- _TASK TO COMPLETE_
Reproduce each record below exactly as written.

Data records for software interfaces
════

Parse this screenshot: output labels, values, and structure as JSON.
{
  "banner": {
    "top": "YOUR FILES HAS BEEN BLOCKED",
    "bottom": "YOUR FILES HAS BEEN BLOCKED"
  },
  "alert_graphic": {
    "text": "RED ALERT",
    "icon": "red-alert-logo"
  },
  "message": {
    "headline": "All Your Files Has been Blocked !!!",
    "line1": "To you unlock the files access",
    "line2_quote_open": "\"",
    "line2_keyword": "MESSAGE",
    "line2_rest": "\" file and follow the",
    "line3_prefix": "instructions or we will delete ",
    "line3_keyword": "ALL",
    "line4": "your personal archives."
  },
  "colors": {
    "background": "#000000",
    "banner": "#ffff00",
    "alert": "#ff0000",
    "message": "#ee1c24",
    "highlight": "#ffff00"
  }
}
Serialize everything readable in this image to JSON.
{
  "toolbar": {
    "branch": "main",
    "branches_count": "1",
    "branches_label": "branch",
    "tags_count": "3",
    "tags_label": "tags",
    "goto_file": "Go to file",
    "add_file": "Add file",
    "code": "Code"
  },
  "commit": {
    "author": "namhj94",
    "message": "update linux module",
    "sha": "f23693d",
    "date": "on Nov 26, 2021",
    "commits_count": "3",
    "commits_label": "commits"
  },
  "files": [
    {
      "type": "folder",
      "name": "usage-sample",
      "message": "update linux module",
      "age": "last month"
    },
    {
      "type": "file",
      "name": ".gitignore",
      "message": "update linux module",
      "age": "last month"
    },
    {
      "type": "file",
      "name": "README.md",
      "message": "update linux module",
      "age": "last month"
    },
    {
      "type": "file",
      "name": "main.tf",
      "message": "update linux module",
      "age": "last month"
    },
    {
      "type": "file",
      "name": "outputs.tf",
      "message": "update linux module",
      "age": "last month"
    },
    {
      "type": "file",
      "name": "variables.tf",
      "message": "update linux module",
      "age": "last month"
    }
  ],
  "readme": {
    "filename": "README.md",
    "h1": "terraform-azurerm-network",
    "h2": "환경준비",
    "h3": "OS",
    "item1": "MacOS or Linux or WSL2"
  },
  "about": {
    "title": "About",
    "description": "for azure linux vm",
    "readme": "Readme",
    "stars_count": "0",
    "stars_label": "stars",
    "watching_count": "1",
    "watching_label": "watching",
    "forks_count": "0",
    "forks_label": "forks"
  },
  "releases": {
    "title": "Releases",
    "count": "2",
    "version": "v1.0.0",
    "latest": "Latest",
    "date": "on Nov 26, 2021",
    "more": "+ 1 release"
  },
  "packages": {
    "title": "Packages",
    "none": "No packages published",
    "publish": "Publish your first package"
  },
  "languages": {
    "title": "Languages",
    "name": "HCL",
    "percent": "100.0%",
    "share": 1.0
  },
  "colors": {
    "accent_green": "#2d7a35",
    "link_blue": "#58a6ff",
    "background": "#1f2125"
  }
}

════

- _TASK SOLUTION_
Parse this screenshot: output labels, values, and structure as JSON.
{
  "banner": {
    "top": "YOUR FILES HAS BEEN BLOCKED",
    "bottom": "YOUR FILES HAS BEEN BLOCKED"
  },
  "alert_graphic": {
    "text": "RED ALERT",
    "icon": "red-alert-logo"
  },
  "message": {
    "headline": "All Your Files Has been Blocked !!!",
    "line1": "To you unlock the files access",
    "line2_quote_open": "\"",
    "line2_keyword": "MESSAGE",
    "line2_rest": "\" file and follow the",
    "line3_prefix": "instructions or we will delete ",
    "line3_keyword": "ALL",
    "line4": "your personal archives."
  },
  "colors": {
    "background": "#000000",
    "banner": "#ffff00",
    "alert": "#ff0000",
    "message": "#ee1c24",
    "highlight": "#ffff00"
  }
}
Serialize everything readable in this image to JSON.
{
  "toolbar": {
    "branch": "main",
    "branches_count": "1",
    "branches_label": "branch",
    "tags_count": "3",
    "tags_label": "tags",
    "goto_file": "Go to file",
    "add_file": "Add file",
    "code": "Code"
  },
  "commit": {
    "author": "namhj94",
    "message": "update linux module",
    "sha": "f23693d",
    "date": "on Nov 26, 2021",
    "commits_count": "3",
    "commits_label": "commits"
  },
  "files": [
    {
      "type": "folder",
      "name": "usage-sample",
      "message": "update linux module",
      "age": "last month"
    },
    {
      "type": "file",
      "name": ".gitignore",
      "message": "update linux module",
      "age": "last month"
    },
    {
      "type": "file",
      "name": "README.md",
      "message": "update linux module",
      "age": "last month"
    },
    {
      "type": "file",
      "name": "main.tf",
      "message": "update linux module",
      "age": "last month"
    },
    {
      "type": "file",
      "name": "outputs.tf",
      "message": "update linux module",
      "age": "last month"
    },
    {
      "type": "file",
      "name": "variables.tf",
      "message": "update linux module",
      "age": "last month"
    }
  ],
  "readme": {
    "filename": "README.md",
    "h1": "terraform-azurerm-network",
    "h2": "환경준비",
    "h3": "OS",
    "item1": "MacOS or Linux or WSL2"
  },
  "about": {
    "title": "About",
    "description": "for azure linux vm",
    "readme": "Readme",
    "stars_count": "0",
    "stars_label": "stars",
    "watching_count": "1",
    "watching_label": "watching",
    "forks_count": "0",
    "forks_label": "forks"
  },
  "releases": {
    "title": "Releases",
    "count": "2",
    "version": "v1.0.0",
    "latest": "Latest",
    "date": "on Nov 26, 2021",
    "more": "+ 1 release"
  },
  "packages": {
    "title": "Packages",
    "none": "No packages published",
    "publish": "Publish your first package"
  },
  "languages": {
    "title": "Languages",
    "name": "HCL",
    "percent": "100.0%",
    "share": 1.0
  },
  "colors": {
    "accent_green": "#2d7a35",
    "link_blue": "#58a6ff",
    "background": "#1f2125"
  }
}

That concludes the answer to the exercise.